August 2, 2014 at 05:37 PM | Permalink

TrackBack

TrackBack URL for this entry:
http://www.typepad.com/services/trackback/6a00d83451574769e201a3fd3f0834970b

Listed below are links to weblogs that reference "Swift, Certain, and Fair Punishment — 24/7 Sobriety and Hope: Creative Approaches to Alcohol- and Illicit Drug-Using Offenders":

Comments

Any system that punishes people for having an addiction is fundamentally unjust and oppressive. There is nothing inherently criminal about substance abuse. If we're going to choose to make it a crime, then we have created the crime, not the person who suffers from the addiction. It is absurd to then pretend like the addict owes anything to society. If an addict commits a crime, punish him for that crime, not for being an addict.

“Of all tyrannies, a tyranny sincerely exercised for the good of its victims may be the most oppressive. It would be better to live under robber barons than under omnipotent moral busybodies. The robber baron's cruelty may sometimes sleep, his cupidity may at some point be satiated; but those who torment us for our own good will torment us without end for they do so with the approval of their own conscience.” C.S. Lewis

Posted by: C.E. | Aug 3, 2014 1:52:28 AM

POWELL v. State of TEXAS, 392 US 514 (Crime of alcoholism)

Robinson v. California, 370 U.S. 660 (1962) (Crime of addiction)

C.E. The Supreme Court has done as you wish.

Posted by: Supremacy Claus | Aug 3, 2014 8:21:12 AM

This is a great development, and has great potential. I have proposed some pre-law courses for students, similar to pre-med courses for doctors. I am open to discussing changes in this list. I also urge pre-law students to gain knowldege of any other practical field.
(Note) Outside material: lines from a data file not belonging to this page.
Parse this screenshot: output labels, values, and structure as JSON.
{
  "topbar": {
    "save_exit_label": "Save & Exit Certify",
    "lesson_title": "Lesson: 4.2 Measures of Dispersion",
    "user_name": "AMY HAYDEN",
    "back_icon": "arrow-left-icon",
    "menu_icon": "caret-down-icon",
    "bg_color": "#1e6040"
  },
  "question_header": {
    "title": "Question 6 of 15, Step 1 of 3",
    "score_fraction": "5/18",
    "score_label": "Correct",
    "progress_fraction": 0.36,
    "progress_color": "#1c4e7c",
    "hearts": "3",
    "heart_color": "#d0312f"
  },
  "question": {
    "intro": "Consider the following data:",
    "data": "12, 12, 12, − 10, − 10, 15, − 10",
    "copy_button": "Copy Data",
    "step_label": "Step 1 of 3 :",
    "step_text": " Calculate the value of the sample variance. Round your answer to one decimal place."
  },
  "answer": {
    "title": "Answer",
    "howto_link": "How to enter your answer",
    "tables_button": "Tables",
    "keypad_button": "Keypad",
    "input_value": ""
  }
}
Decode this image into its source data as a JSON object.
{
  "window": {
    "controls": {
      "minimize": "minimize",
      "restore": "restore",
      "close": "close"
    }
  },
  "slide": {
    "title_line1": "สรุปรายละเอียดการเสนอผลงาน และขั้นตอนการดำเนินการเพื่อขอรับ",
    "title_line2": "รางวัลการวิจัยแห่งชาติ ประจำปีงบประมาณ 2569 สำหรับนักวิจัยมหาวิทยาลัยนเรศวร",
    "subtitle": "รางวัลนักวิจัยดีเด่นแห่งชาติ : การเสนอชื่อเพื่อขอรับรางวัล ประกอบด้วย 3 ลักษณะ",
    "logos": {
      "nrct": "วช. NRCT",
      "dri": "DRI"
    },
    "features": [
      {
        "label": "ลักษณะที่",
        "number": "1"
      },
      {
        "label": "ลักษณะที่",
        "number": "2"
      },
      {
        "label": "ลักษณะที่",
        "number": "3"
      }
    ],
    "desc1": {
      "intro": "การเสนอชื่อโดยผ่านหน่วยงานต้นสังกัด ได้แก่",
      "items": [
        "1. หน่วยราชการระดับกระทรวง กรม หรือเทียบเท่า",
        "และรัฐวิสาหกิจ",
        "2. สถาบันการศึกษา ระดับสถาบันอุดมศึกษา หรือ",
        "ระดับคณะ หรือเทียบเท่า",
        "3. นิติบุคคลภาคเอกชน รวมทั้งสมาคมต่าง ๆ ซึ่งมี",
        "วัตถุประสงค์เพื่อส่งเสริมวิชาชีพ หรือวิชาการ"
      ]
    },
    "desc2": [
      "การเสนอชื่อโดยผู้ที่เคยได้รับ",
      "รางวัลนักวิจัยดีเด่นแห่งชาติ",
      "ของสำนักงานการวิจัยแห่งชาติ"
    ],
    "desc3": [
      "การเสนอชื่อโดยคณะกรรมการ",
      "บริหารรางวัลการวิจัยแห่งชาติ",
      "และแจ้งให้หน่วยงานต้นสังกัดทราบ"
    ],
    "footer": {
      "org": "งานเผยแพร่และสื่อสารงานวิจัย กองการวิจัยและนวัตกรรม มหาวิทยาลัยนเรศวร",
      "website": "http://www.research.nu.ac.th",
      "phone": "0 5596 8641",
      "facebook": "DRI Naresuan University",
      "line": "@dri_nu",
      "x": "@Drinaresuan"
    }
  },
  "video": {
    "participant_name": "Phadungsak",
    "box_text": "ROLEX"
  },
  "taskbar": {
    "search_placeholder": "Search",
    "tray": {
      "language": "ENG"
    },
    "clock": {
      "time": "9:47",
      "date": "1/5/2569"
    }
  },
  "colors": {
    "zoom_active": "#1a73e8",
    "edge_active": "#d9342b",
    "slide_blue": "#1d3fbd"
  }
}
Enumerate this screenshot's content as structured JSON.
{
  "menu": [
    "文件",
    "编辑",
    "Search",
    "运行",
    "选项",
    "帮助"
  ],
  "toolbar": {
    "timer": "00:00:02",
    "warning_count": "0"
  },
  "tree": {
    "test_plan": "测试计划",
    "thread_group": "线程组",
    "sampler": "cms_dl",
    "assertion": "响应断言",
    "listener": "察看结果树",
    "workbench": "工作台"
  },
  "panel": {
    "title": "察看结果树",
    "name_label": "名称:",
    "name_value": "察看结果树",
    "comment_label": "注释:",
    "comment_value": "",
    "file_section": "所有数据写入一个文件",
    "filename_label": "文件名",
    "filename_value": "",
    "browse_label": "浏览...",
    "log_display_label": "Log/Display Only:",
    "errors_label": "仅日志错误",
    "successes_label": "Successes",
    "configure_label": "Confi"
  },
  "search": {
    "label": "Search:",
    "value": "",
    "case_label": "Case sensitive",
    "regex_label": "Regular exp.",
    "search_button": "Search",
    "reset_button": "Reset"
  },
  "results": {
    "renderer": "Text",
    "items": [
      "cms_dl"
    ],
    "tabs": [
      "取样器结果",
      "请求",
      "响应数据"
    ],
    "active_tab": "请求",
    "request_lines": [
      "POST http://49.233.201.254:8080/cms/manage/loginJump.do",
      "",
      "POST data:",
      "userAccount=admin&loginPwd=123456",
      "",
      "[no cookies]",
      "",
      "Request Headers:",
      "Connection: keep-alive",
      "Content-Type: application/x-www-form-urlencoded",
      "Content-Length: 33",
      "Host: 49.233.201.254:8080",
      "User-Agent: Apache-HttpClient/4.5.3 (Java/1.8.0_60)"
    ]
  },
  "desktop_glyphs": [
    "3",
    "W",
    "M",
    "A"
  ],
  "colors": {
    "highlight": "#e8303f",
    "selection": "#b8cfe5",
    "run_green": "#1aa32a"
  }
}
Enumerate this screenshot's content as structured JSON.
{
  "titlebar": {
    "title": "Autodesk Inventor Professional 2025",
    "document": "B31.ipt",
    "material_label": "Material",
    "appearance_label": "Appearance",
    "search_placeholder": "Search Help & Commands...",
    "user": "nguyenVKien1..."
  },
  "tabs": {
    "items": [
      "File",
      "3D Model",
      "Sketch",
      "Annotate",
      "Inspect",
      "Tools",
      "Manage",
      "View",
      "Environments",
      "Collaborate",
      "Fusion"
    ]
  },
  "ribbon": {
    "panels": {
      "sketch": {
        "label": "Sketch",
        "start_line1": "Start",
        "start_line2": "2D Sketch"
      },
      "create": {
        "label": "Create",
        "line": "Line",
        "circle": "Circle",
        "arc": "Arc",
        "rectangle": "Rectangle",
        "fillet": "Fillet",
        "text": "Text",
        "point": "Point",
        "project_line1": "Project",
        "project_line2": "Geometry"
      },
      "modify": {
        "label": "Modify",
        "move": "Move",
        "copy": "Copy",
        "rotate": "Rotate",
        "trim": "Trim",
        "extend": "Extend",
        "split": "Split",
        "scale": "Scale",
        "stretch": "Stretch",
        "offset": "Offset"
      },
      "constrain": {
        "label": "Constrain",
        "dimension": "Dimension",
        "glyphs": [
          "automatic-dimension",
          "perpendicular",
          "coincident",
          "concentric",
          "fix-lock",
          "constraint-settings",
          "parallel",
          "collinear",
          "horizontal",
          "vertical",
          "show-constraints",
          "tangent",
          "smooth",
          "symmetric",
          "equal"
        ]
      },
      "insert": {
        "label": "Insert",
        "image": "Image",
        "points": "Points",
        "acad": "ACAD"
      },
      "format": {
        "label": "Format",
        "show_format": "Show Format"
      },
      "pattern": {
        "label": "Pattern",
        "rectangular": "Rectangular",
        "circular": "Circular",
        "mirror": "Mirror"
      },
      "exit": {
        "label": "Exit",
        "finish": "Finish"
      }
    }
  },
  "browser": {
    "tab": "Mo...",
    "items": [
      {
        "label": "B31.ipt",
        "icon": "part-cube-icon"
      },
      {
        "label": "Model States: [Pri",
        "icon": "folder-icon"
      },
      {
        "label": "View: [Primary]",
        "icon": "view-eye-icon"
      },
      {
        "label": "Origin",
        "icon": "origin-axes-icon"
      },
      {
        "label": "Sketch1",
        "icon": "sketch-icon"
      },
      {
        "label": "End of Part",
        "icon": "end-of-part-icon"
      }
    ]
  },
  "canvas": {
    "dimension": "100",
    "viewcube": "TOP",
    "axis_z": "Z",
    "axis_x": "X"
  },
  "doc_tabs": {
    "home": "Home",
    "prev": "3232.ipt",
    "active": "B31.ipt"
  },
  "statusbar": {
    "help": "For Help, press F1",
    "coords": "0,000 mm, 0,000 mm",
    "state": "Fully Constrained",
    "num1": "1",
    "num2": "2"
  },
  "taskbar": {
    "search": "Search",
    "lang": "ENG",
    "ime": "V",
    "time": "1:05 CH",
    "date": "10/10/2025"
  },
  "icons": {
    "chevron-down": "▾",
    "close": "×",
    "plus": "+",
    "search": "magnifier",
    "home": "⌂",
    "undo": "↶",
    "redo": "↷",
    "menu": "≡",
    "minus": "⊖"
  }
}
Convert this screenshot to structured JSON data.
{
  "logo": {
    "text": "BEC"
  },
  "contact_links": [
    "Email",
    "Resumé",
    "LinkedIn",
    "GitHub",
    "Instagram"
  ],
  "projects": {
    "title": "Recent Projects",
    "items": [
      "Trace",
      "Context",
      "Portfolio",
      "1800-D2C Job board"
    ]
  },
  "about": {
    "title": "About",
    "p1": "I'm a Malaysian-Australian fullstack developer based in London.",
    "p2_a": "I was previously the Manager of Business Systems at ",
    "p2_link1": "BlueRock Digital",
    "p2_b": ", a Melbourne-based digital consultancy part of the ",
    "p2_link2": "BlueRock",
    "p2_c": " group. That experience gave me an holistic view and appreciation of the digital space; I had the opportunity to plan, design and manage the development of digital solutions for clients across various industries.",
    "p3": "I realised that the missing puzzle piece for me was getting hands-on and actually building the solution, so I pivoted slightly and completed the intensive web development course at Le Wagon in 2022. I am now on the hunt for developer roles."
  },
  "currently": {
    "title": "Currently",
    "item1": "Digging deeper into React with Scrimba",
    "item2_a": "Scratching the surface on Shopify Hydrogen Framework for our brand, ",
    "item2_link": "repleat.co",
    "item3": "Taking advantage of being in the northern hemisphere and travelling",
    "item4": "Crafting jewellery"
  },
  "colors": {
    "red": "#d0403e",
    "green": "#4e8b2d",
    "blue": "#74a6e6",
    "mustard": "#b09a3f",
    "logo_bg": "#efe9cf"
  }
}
A lawyer with other knowledge is very valuable to employers. If the student is passionate about an expected subject, e.g. art appreciation, that is still potentially useful, in understanding what is art, and why does some become so valuable.

Psychology 101-102, including behavioral analysis and conditioning, focusing on punishment, the sole tool of the law.

Critical thinking, including a module on formal logic.

Philosophy of science and research, including research methods, including the judgment of the validity of statistics.

These will hopefully immunize the student against the supernatural doctrines and imposition of beliefs by indoctrination. You lawyers have no idea how much the educated person has moved on from your now sick beliefs and stupid superstitions. Your atavism explains all your failures. These are in every subject of the law. Your profession sucks so badly because it is so stupid and uneducated. Many of you have very high native intelligence, so this stupidity has to be imposed on you.

Posted by: Supremacy Claus | Aug 3, 2014 11:23:07 AM

C.E.,

The addiction itself is not criminal. I would ask, however, whether you see banning someone with a DUI conviction from further alcohol use as a legitimate probation condition. Drugs Other drugs are a different matter because while again, the addiction element is not criminal, both the possession and use are, for both addict and non-addict alike. I have a very hard time seeing testing a probationer for such substances as being illegitimate. (And note that while I have concerns about the federal war on drugs I have no such concerns when it comes to state analogs).

Posted by: Soronel Haetir | Aug 3, 2014 1:40:14 PM

Post a comment

In the body of your email, please indicate if you are a professor, student, prosecutor, defense attorney, etc. so I can gain a sense of who is reading my blog. Thank you, DAB